Originally the draft LPS document made provision for care home managers to carry out some of the pre-authorisation work, including commissioning the assessments for a resident. The plan was then for the Responsible Body to review the relevant documentation and consider whether to authorise the deprivation of liberty.

This was controversial, and following concerns that were expressed over potential conflicts of interest, it was dropped from the draft Code. The role of the care home manager is however apparently being kept under review and the consultation questionnaire explicitly asks for feedback on this point at question 12.

Reviewing the Measures

The draft Code makes clear that once authorised, reviews are necessary to consider whether the current arrangements are still necessary and proportionate. Consequently, the Responsible Body should set out a formal schedule of reviews in an authorisation record. The reviews should consider:

  1. how restrictive the measures are;
  2. the conditions on the authorisation;
  3. the person’s wishes and feelings;
  4. the duration of the measures and
  5. the potential for any changes to the person’s condition.

Anyone may contact the Responsible Body and request a review. The information brought forward should then be considered, to determine whether the request is reasonable. A reasonable request must trigger a review.


The maximum initial period of authorisation is 12 months, at which point a decision on renewal of the measures must be made. The first renewal must only be for a maximum of 12 months, and thereafter the measures can be renewed for a period of up to 36 months at a time.

Overlap with DoLS

Once the consultation has ended, and the LPS are implemented, there will inevitably be a period where both systems overlap. Regulation 7 indicates that where a DoLS referral has been made, but has not been processed by the time the LPS come into force, it will not be necessary to submit a new LPS application – instead the DoLs application will be treated as if it is an LPS application.

When will the LPS be implemented?

In short, we don’t know yet. The consultation is due to close by the 7th July 2022. The Government will then take until ‘the winter’ of 2022 to consider the responses to the 25 specific questions outlined in the consultation document.

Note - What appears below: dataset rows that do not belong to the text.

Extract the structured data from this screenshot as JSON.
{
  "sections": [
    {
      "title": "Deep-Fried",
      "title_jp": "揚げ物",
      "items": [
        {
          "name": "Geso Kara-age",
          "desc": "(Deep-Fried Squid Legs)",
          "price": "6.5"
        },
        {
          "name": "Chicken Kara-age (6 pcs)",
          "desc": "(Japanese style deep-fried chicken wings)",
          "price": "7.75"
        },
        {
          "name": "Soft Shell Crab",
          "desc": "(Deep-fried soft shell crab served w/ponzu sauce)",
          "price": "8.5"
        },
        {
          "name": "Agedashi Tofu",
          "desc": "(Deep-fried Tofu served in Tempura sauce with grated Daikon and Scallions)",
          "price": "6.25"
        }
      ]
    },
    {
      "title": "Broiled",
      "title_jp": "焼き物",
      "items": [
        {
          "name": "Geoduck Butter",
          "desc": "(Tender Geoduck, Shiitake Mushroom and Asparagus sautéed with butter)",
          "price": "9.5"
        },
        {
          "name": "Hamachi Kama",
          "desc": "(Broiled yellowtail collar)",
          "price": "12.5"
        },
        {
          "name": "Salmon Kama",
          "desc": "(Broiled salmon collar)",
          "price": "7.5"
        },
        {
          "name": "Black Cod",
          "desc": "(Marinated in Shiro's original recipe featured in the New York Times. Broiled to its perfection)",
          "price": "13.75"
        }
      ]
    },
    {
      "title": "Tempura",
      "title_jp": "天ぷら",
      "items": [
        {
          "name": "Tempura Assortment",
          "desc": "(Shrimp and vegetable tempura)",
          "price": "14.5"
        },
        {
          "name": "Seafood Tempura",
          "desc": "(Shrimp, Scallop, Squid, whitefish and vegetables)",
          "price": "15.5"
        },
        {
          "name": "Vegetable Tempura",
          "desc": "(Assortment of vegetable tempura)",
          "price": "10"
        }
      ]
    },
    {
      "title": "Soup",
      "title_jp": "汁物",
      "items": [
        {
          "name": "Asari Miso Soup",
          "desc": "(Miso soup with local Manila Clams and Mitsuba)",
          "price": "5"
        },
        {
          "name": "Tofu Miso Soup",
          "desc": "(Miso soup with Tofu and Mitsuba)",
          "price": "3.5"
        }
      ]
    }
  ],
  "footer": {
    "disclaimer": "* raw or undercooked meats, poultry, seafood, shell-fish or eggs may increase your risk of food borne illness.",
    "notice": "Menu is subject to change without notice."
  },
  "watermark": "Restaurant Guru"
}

If you would like to review the questions posed in the consultation document, these can be accessed here.